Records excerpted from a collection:
────────
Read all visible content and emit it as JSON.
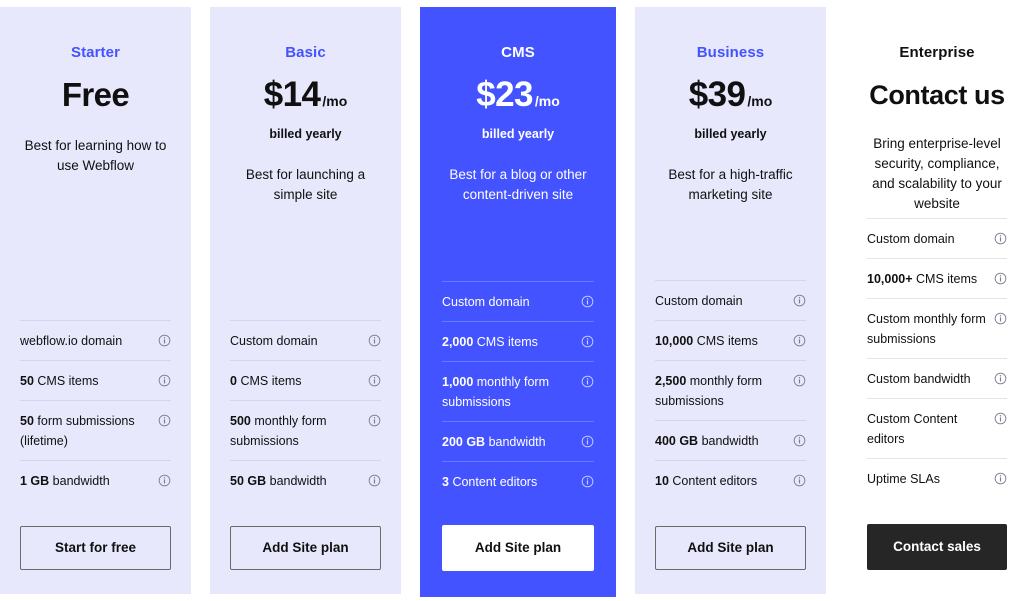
{
  "colors": {
    "accent": "#4353ff",
    "card_bg": "#e8e8fd",
    "featured_bg": "#4353ff",
    "dark_button": "#262626",
    "divider": "#d3d3f3",
    "text": "#101010"
  },
  "icons": {
    "info": "info-icon"
  },
  "plans": [
    {
      "id": "starter",
      "name": "Starter",
      "price": "Free",
      "period": "",
      "billing": "",
      "description": "Best for learning how to use Webflow",
      "features": [
        {
          "value": "",
          "label": "webflow.io domain"
        },
        {
          "value": "50",
          "label": "CMS items"
        },
        {
          "value": "50",
          "label": "form submissions (lifetime)"
        },
        {
          "value": "1 GB",
          "label": "bandwidth"
        }
      ],
      "cta": "Start for free"
    },
    {
      "id": "basic",
      "name": "Basic",
      "price": "$14",
      "period": "/mo",
      "billing": "billed yearly",
      "description": "Best for launching a simple site",
      "features": [
        {
          "value": "",
          "label": "Custom domain"
        },
        {
          "value": "0",
          "label": "CMS items"
        },
        {
          "value": "500",
          "label": "monthly form submissions"
        },
        {
          "value": "50 GB",
          "label": "bandwidth"
        }
      ],
      "cta": "Add Site plan"
    },
    {
      "id": "cms",
      "name": "CMS",
      "price": "$23",
      "period": "/mo",
      "billing": "billed yearly",
      "description": "Best for a blog or other content-driven site",
      "features": [
        {
          "value": "",
          "label": "Custom domain"
        },
        {
          "value": "2,000",
          "label": "CMS items"
        },
        {
          "value": "1,000",
          "label": "monthly form submissions"
        },
        {
          "value": "200 GB",
          "label": "bandwidth"
        },
        {
          "value": "3",
          "label": "Content editors"
        }
      ],
      "cta": "Add Site plan"
    },
    {
      "id": "business",
      "name": "Business",
      "price": "$39",
      "period": "/mo",
      "billing": "billed yearly",
      "description": "Best for a high-traffic marketing site",
      "features": [
        {
          "value": "",
          "label": "Custom domain"
        },
        {
          "value": "10,000",
          "label": "CMS items"
        },
        {
          "value": "2,500",
          "label": "monthly form submissions"
        },
        {
          "value": "400 GB",
          "label": "bandwidth"
        },
        {
          "value": "10",
          "label": "Content editors"
        }
      ],
      "cta": "Add Site plan"
    },
    {
      "id": "enterprise",
      "name": "Enterprise",
      "price": "Contact us",
      "period": "",
      "billing": "",
      "description": "Bring enterprise-level security, compliance, and scalability to your website",
      "features": [
        {
          "value": "",
          "label": "Custom domain"
        },
        {
          "value": "10,000+",
          "label": "CMS items"
        },
        {
          "value": "",
          "label": "Custom monthly form submissions"
        },
        {
          "value": "",
          "label": "Custom bandwidth"
        },
        {
          "value": "",
          "label": "Custom Content editors"
        },
        {
          "value": "",
          "label": "Uptime SLAs"
        }
      ],
      "cta": "Contact sales"
    }
  ]
}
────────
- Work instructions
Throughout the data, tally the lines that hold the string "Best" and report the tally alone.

- Exercise answer
4